'''

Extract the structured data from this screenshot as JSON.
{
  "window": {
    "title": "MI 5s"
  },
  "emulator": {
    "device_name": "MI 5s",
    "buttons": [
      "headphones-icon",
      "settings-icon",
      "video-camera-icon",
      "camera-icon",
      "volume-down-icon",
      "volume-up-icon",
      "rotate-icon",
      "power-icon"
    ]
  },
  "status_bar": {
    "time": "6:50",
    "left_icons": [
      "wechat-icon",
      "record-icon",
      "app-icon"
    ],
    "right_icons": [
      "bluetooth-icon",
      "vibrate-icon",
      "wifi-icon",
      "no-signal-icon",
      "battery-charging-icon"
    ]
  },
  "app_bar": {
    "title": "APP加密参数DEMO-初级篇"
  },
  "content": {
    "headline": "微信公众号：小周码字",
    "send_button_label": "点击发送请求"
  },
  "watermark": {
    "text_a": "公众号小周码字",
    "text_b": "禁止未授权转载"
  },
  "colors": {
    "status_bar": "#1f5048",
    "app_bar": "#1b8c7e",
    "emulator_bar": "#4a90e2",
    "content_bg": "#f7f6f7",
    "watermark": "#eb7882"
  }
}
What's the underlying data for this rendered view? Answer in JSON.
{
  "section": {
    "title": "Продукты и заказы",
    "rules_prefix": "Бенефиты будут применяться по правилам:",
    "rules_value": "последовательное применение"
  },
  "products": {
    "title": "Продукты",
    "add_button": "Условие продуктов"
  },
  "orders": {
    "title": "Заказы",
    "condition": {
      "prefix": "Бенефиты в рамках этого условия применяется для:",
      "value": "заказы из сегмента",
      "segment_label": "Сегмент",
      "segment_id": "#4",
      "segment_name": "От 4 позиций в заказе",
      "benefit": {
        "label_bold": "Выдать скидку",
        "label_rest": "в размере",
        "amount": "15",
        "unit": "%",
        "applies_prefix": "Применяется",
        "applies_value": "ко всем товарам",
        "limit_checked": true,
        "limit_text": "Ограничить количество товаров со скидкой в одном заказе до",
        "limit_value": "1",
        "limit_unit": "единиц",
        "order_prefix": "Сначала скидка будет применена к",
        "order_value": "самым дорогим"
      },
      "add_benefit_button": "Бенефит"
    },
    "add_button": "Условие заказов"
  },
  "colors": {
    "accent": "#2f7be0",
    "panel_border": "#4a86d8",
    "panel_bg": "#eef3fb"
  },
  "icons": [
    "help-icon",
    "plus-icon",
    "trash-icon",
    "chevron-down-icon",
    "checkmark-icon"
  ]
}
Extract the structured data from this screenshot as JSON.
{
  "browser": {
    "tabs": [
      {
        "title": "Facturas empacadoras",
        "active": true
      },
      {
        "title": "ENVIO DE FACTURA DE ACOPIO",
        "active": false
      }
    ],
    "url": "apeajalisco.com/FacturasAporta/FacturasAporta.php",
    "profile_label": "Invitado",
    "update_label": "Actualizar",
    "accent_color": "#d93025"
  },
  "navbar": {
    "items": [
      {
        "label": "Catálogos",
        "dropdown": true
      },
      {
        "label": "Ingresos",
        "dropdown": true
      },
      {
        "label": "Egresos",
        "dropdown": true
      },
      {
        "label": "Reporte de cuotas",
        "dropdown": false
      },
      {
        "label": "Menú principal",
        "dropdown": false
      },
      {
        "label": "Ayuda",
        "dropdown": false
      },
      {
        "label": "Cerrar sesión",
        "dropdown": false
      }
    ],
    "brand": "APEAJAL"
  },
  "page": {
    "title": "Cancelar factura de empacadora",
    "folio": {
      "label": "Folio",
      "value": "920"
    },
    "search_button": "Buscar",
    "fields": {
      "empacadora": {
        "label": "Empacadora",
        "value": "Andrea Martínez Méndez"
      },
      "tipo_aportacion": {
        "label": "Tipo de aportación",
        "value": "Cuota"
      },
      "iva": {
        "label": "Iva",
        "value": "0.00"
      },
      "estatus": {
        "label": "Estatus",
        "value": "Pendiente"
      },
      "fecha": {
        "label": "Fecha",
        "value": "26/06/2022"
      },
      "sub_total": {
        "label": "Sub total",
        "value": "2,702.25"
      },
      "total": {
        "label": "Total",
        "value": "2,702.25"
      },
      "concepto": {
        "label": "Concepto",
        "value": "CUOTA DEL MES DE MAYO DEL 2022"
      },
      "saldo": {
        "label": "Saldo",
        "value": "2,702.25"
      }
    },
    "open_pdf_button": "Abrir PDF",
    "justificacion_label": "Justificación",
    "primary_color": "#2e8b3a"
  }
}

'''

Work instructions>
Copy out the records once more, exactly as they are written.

Solution>
Extract the structured data from this screenshot as JSON.
{
  "window": {
    "title": "MI 5s"
  },
  "emulator": {
    "device_name": "MI 5s",
    "buttons": [
      "headphones-icon",
      "settings-icon",
      "video-camera-icon",
      "camera-icon",
      "volume-down-icon",
      "volume-up-icon",
      "rotate-icon",
      "power-icon"
    ]
  },
  "status_bar": {
    "time": "6:50",
    "left_icons": [
      "wechat-icon",
      "record-icon",
      "app-icon"
    ],
    "right_icons": [
      "bluetooth-icon",
      "vibrate-icon",
      "wifi-icon",
      "no-signal-icon",
      "battery-charging-icon"
    ]
  },
  "app_bar": {
    "title": "APP加密参数DEMO-初级篇"
  },
  "content": {
    "headline": "微信公众号：小周码字",
    "send_button_label": "点击发送请求"
  },
  "watermark": {
    "text_a": "公众号小周码字",
    "text_b": "禁止未授权转载"
  },
  "colors": {
    "status_bar": "#1f5048",
    "app_bar": "#1b8c7e",
    "emulator_bar": "#4a90e2",
    "content_bg": "#f7f6f7",
    "watermark": "#eb7882"
  }
}
What's the underlying data for this rendered view? Answer in JSON.
{
  "section": {
    "title": "Продукты и заказы",
    "rules_prefix": "Бенефиты будут применяться по правилам:",
    "rules_value": "последовательное применение"
  },
  "products": {
    "title": "Продукты",
    "add_button": "Условие продуктов"
  },
  "orders": {
    "title": "Заказы",
    "condition": {
      "prefix": "Бенефиты в рамках этого условия применяется для:",
      "value": "заказы из сегмента",
      "segment_label": "Сегмент",
      "segment_id": "#4",
      "segment_name": "От 4 позиций в заказе",
      "benefit": {
        "label_bold": "Выдать скидку",
        "label_rest": "в размере",
        "amount": "15",
        "unit": "%",
        "applies_prefix": "Применяется",
        "applies_value": "ко всем товарам",
        "limit_checked": true,
        "limit_text": "Ограничить количество товаров со скидкой в одном заказе до",
        "limit_value": "1",
        "limit_unit": "единиц",
        "order_prefix": "Сначала скидка будет применена к",
        "order_value": "самым дорогим"
      },
      "add_benefit_button": "Бенефит"
    },
    "add_button": "Условие заказов"
  },
  "colors": {
    "accent": "#2f7be0",
    "panel_border": "#4a86d8",
    "panel_bg": "#eef3fb"
  },
  "icons": [
    "help-icon",
    "plus-icon",
    "trash-icon",
    "chevron-down-icon",
    "checkmark-icon"
  ]
}
Extract the structured data from this screenshot as JSON.
{
  "browser": {
    "tabs": [
      {
        "title": "Facturas empacadoras",
        "active": true
      },
      {
        "title": "ENVIO DE FACTURA DE ACOPIO",
        "active": false
      }
    ],
    "url": "apeajalisco.com/FacturasAporta/FacturasAporta.php",
    "profile_label": "Invitado",
    "update_label": "Actualizar",
    "accent_color": "#d93025"
  },
  "navbar": {
    "items": [
      {
        "label": "Catálogos",
        "dropdown": true
      },
      {
        "label": "Ingresos",
        "dropdown": true
      },
      {
        "label": "Egresos",
        "dropdown": true
      },
      {
        "label": "Reporte de cuotas",
        "dropdown": false
      },
      {
        "label": "Menú principal",
        "dropdown": false
      },
      {
        "label": "Ayuda",
        "dropdown": false
      },
      {
        "label": "Cerrar sesión",
        "dropdown": false
      }
    ],
    "brand": "APEAJAL"
  },
  "page": {
    "title": "Cancelar factura de empacadora",
    "folio": {
      "label": "Folio",
      "value": "920"
    },
    "search_button": "Buscar",
    "fields": {
      "empacadora": {
        "label": "Empacadora",
        "value": "Andrea Martínez Méndez"
      },
      "tipo_aportacion": {
        "label": "Tipo de aportación",
        "value": "Cuota"
      },
      "iva": {
        "label": "Iva",
        "value": "0.00"
      },
      "estatus": {
        "label": "Estatus",
        "value": "Pendiente"
      },
      "fecha": {
        "label": "Fecha",
        "value": "26/06/2022"
      },
      "sub_total": {
        "label": "Sub total",
        "value": "2,702.25"
      },
      "total": {
        "label": "Total",
        "value": "2,702.25"
      },
      "concepto": {
        "label": "Concepto",
        "value": "CUOTA DEL MES DE MAYO DEL 2022"
      },
      "saldo": {
        "label": "Saldo",
        "value": "2,702.25"
      }
    },
    "open_pdf_button": "Abrir PDF",
    "justificacion_label": "Justificación",
    "primary_color": "#2e8b3a"
  }
}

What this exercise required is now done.